Dziedzic, KS and Healey, EL and Porcheret, M and Ong, B and Main, CJ and Jordan, KP and Lewis, M and Edwards, JJ and Jinks, C and Morden, A and McHugh, GA and Ryan, S and Finney, A and Jowett, S and Oppong, R and Afolabi, E and Pushpa-Rajah, A and Handy, J and Clarkson, K and Mason, E and Whitehurst, T and Hughes, RW and Croft, PR and Hay, EM (2014) Implementing the NICE osteoarthritis guidelines: a mixed methods study and cluster randomised trial of a model osteoarthritis consultation in primary care - the Management of OsteoArthritis In Consultations (MOSAICS) study protocol. Implementation Science, 9 (1). 95 -?. ISSN 1748-5908
Implementing the NICE osteoarthritis guidelines: a mixed methods study and cluster randomised trial of a model osteoarthritis consultation in primary care - the Management of OsteoArthritis In Consultations (MOSAICS) study protocol..pdf - Published Version
Available under License Creative Commons Attribution.
Download (881kB) | Preview

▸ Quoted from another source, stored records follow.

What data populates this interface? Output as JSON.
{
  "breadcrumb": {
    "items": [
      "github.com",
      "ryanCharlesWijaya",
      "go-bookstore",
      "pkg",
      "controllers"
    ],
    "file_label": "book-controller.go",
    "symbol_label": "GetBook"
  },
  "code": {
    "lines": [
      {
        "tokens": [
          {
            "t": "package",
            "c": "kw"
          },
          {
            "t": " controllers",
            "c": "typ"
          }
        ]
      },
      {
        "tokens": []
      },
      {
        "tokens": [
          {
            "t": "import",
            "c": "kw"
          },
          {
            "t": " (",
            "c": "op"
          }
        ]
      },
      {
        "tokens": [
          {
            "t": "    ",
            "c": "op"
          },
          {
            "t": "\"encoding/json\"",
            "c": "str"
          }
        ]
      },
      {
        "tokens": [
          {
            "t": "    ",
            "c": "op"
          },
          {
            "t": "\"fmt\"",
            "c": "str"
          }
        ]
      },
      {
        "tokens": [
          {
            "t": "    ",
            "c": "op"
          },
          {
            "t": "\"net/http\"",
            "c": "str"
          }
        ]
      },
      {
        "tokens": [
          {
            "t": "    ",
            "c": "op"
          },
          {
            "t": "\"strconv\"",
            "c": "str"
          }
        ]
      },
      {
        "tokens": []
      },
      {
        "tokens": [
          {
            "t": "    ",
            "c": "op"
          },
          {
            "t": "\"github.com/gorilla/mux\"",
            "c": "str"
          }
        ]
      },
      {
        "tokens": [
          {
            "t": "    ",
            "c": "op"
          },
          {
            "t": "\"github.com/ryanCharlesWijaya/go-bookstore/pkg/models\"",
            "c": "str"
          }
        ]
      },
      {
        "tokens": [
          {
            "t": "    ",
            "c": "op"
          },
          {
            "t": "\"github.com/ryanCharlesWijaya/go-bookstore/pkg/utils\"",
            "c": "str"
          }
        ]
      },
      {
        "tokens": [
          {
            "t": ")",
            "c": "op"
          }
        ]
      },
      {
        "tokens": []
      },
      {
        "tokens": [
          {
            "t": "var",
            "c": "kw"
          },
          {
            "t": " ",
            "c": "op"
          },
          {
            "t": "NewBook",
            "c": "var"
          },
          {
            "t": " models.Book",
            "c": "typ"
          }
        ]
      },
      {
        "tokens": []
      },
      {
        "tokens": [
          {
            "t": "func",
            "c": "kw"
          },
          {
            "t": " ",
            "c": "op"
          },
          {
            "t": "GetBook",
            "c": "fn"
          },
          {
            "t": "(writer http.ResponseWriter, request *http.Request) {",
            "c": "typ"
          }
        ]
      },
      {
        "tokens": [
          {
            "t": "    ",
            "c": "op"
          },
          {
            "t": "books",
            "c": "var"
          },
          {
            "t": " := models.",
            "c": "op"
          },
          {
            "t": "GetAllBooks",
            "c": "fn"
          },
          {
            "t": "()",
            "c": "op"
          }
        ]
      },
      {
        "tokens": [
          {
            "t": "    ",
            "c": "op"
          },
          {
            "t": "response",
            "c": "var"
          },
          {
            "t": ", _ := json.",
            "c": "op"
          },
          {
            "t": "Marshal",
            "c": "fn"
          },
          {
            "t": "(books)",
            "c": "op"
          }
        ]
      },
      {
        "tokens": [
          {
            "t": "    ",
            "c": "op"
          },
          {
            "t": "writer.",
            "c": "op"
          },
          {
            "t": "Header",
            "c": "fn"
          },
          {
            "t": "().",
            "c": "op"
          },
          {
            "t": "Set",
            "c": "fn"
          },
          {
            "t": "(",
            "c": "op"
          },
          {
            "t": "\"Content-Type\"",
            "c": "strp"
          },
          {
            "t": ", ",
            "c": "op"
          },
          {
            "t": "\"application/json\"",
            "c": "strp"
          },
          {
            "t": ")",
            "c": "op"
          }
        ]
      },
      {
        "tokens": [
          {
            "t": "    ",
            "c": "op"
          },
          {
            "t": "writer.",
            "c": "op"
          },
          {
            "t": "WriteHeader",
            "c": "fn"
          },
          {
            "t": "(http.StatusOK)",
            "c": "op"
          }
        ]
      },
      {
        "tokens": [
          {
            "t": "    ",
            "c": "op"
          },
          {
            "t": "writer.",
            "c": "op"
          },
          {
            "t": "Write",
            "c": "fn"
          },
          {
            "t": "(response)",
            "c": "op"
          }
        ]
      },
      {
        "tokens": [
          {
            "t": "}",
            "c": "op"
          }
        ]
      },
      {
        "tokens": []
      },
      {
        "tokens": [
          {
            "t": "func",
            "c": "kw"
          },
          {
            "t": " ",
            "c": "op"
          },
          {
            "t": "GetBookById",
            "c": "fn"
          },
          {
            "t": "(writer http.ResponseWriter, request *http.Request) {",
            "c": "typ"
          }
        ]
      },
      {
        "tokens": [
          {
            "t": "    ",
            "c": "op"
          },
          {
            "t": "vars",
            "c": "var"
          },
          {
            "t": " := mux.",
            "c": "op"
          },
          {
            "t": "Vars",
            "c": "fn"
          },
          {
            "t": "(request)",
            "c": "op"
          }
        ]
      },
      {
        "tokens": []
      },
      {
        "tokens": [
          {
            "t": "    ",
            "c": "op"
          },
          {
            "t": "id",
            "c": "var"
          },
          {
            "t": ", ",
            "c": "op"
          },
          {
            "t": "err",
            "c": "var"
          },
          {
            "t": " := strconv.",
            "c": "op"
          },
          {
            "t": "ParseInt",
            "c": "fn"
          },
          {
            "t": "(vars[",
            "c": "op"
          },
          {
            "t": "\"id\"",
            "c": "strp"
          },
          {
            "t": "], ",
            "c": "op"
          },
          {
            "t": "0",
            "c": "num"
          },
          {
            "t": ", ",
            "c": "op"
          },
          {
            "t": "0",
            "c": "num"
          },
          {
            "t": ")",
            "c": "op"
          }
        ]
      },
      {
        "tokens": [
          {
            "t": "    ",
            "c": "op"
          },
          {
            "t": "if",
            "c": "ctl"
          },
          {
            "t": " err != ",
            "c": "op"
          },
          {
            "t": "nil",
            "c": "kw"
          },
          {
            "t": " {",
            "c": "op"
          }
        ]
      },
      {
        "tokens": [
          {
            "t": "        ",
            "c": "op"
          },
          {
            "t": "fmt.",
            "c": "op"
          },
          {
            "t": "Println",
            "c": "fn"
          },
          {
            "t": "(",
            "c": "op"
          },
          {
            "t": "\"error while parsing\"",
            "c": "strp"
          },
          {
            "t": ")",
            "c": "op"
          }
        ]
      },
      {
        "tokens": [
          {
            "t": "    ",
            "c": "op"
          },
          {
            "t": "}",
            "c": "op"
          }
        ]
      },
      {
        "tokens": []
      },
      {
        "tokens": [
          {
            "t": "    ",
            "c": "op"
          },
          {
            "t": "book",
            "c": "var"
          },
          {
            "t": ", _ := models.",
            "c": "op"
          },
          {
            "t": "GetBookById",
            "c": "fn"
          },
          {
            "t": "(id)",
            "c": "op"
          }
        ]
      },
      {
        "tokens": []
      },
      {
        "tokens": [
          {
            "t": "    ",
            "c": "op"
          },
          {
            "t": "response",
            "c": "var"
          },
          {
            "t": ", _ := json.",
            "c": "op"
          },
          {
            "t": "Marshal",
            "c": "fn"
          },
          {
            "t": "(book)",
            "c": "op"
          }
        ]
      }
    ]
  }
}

Backgroundhere is as yet no evidence on the feasibility of implementing recommendations from the National Institute of Health and Care Excellence (NICE) osteoarthritis (OA) guidelines in primary care, or of the effect these recommendations on the condition. The primary aim of this study is to determine the clinical and cost effectiveness of a model OA consultation (MOAC), implementing the core recommendations from the NICE OA Guidelines in primary care. Secondary aims are to investigate the impact, feasibility and acceptability of the MOAC intervention; to develop and evaluate a training package for management of OA by general practitioners (GPs) and practice nurses; test the feasibility of deriving `quality markers¿ of OA management using a new consultation template and medical record review; and describe the uptake of core NICE OA recommendations in participants aged 45 years and over with joint pain.DesignA mixed methods study with a nested cluster randomised controlled trial.MethodThis study was developed according to a defined theoretical framework (the Whole System Informing Self-management Engagement). An overarching model (the Normalisation Process Theory) will be employed to undertake a comprehensive `whole-system¿ evaluation of the processes and outcomes of implementing the MOAC intervention. The primary outcome is general physical health (Short Form-12 Physical component score [PCS]) (Ware 1996). The impact, acceptability and feasibility of the MOAC intervention at practice level will be assessed by comparing intervention and control practices using a Quality Indicators template and medical record review. Impact and acceptability of the intervention for patients will be assessed via self-completed outcome measures and semi-structured interviews. The impact, acceptability and feasibility of the MOAC intervention and training for GPs and practice nurses will be evaluated using a variety of methods including questionnaires, semi-structured interviews, and observations.DiscussionThe main output from the study will be to determine whether the MOAC intervention is clinically and cost effective. Additional outputs will be the development of the MOAC for patients consulting with joint pain in primary care, training and educational materials, and resources for patients and professionals regarding supported self-management and uptake of NICE guidance.Trial RegistrationISRCTN number: ISRCTN06984617.
|Uncontrolled Keywords:||Osteoarthritis, General practice, Implementation, Primary care, NICE guidelines, Self-management.|
|Subjects:||R Medicine > RA Public aspects of medicine|
|Divisions:||Faculty of Medicine and Health Sciences > Primary Care Health Sciences|
|Date Deposited:||11 Nov 2014 11:06|
|Last Modified:||24 May 2016 09:22|
Actions (login required)